Viruses don’t just target humans . . . because apparently, CHOCOLATE is facing its own COVID-19-like pandemic right now.

A viral disease is ravaging the cacao trees in West Africa, where more than half the world’s chocolate originates.  This is in Ghana and the Ivory Coast.

It’s called the “cacao swollen shoot virus disease” . . . or CSSVD . . . and it spreads thanks to the mealybugs that feed on the trees.

Once infected, the plant exhibits symptoms like . . . swelling of the stems and roots, red veins on immature leaves, and the cacao pod shrinking.  (It’s unclear if they lose their sense of smell and taste.)  (???)

Experts estimate that CSSVD caused harvest losses of 15% to 20% in Ghana.  Which may not seem like a lot, but they’ve lost “more than 254 MILLION cacao trees in recent years.”

Fighting the virus has been tough . . . mostly because the mealybugs have become highly resistant to pesticides.

But there is hope . . . thanks to vaccines.  Seriously.

Scientists have begun inoculating crops with CSSVD vaccines.  They do work . . . but the problem is they’re expensive, and many of these farmers are low-paid.

The main question you’re probably asking is:  Okay, so will this REALLY impact the availability of chocolate?  (Because I’m KINDA addicted.)

It’s hard to say . . . but the “New York Post” is sounding the alarm.  An expert says, “This virus is a real threat to the global supply of chocolate.”  And the “Post” says you might want to “stock up while you can.”

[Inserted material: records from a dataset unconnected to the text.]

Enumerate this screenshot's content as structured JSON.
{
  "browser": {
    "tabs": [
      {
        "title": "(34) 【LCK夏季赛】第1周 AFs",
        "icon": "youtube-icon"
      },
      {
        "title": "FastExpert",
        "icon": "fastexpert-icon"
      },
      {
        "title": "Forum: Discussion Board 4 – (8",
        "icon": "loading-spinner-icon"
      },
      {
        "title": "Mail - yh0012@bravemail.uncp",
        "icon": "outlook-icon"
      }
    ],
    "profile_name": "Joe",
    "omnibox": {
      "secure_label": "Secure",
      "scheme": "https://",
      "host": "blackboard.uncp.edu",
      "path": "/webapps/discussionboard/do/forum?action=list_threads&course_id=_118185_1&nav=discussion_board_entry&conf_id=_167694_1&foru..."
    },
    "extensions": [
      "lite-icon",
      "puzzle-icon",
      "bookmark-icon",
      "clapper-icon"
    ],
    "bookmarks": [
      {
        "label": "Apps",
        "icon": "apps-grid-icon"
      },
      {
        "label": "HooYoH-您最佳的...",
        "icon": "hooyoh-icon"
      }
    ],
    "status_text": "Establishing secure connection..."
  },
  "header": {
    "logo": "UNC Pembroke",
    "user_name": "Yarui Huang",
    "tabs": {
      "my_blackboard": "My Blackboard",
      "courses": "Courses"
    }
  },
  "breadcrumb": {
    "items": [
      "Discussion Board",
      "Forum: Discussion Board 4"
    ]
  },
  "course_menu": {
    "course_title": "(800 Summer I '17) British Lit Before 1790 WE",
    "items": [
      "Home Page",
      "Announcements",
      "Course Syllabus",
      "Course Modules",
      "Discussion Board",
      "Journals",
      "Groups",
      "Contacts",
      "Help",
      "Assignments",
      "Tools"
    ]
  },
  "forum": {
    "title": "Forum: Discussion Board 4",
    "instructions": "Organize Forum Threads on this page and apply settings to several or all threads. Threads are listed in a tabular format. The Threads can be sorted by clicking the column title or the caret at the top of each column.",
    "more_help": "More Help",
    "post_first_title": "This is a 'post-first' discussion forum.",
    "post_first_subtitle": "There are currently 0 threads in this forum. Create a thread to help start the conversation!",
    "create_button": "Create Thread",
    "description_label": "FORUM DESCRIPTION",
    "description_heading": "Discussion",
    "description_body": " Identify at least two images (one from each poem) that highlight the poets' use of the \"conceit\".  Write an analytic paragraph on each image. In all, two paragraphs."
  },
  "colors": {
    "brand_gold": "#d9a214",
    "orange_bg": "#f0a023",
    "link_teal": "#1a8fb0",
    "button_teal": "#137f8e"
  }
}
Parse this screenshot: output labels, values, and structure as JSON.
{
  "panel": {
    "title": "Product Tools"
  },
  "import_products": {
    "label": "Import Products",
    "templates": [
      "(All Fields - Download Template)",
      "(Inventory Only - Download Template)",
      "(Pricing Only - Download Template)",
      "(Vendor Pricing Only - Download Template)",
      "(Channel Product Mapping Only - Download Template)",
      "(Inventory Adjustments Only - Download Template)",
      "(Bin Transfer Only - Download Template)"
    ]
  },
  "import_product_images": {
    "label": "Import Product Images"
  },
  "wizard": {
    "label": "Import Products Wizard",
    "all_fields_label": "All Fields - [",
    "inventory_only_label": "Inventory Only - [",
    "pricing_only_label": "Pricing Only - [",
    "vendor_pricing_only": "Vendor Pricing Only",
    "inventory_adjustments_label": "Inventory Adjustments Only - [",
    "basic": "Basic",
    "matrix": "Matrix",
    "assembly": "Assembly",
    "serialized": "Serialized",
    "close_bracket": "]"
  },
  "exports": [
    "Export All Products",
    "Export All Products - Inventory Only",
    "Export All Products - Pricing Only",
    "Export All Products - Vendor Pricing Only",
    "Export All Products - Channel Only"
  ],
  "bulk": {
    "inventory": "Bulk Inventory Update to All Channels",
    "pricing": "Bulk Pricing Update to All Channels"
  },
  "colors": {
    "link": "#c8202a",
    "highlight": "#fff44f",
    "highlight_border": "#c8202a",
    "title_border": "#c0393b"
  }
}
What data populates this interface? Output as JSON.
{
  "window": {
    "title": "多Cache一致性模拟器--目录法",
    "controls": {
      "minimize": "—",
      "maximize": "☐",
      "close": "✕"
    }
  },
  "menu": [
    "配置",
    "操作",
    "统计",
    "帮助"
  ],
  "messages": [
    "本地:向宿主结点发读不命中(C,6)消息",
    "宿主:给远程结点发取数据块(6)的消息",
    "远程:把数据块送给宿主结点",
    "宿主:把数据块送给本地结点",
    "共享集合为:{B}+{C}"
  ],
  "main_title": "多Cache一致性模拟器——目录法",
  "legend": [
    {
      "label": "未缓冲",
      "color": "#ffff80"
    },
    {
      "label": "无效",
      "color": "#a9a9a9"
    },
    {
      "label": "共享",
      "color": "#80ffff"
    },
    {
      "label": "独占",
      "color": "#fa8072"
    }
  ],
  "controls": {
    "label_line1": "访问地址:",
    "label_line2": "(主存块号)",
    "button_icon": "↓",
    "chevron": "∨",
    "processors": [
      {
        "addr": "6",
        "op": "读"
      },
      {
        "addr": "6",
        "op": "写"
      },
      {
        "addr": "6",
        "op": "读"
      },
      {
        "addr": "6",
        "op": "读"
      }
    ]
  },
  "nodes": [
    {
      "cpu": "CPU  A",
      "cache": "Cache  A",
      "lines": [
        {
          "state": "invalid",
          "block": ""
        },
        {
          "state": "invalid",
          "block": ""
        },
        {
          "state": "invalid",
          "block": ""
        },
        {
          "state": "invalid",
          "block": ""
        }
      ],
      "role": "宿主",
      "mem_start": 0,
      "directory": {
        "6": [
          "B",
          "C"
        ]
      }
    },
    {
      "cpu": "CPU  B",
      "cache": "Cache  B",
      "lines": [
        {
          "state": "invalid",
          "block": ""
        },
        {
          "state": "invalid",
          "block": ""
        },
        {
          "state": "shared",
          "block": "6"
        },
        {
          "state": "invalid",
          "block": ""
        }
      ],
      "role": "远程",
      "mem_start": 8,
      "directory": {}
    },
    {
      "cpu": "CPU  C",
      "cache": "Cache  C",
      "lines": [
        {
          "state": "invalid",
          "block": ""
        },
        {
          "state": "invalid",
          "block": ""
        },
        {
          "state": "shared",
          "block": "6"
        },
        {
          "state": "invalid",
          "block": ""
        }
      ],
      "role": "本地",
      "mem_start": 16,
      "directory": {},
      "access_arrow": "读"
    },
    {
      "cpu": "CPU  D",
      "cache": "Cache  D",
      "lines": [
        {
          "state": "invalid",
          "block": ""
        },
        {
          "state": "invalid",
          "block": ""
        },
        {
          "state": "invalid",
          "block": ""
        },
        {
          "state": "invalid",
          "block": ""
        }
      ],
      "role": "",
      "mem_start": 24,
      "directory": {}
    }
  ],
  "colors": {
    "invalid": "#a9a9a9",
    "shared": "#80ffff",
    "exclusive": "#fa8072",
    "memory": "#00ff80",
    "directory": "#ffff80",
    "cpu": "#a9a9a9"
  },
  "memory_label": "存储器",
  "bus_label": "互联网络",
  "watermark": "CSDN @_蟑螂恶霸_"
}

This isn’t the only issue:  The chocolate industry has already been dealing with supply chain disruptions . . . because climate change is causing poor harvests that have jacked up prices.  So, some of the companies that process cacao haven’t been able to afford the beans.

(New York Post / Sci News / PLOS One)